The Destruction of Seneca Village
The final effort to save Seneca Village was long, arduous, and bloody. Although the residents of Seneca Village endeavored to stay in Seneca Village and continue the protest they had started, they were ultimately forced to leave and abandon their community. In other words, Seneca Villagers had to leave their homes, schools, cemeteries, and churches. For more than 30 years, Seneca Village had been a beacon of hope to many African Americans throughout New York, yet, through an act of racism, it was ruthlessly destroyed.

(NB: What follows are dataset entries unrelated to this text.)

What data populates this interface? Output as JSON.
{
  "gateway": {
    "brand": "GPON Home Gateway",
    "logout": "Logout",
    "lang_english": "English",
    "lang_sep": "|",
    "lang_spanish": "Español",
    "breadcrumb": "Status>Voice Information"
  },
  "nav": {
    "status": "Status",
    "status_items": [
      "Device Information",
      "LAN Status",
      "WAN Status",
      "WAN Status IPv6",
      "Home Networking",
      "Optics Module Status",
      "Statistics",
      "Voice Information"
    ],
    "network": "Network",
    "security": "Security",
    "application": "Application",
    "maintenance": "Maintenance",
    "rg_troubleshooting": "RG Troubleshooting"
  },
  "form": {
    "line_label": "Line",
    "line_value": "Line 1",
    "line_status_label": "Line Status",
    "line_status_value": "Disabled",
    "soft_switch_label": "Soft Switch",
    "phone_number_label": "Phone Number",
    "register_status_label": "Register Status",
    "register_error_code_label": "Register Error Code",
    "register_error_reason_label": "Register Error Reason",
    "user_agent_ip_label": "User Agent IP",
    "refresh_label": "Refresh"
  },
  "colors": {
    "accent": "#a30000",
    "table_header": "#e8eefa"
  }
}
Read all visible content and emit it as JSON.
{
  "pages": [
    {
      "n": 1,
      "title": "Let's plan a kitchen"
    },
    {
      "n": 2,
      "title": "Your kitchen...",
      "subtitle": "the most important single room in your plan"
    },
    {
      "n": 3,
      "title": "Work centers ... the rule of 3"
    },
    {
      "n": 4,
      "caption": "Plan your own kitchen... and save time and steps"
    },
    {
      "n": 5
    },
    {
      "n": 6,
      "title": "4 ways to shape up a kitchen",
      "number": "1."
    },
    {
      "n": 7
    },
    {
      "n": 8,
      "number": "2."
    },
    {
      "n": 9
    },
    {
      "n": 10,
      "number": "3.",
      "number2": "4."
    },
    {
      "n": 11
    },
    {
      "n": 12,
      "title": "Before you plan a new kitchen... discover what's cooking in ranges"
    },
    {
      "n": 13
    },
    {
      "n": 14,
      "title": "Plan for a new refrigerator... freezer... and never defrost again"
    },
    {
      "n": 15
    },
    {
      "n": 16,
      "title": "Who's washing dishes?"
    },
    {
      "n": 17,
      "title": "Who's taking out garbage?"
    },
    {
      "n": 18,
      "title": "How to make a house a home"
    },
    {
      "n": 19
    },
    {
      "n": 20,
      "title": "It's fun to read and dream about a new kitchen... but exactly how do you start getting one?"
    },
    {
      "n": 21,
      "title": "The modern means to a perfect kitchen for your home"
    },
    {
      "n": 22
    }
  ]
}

Despite the remarkable institutions, such as churches and schools, in Seneca Village, the village was much more than a collection of these institutions. They were a community: a collective movement that represented the hope and possibility of African American New Yorkers. Furthermore, Seneca Village symbolized and represented many ideas like African pride, racism, Black New Yorkers’ effort to create lasting Black institutions, the tension between blacks and whites, and blacks’ growing political power.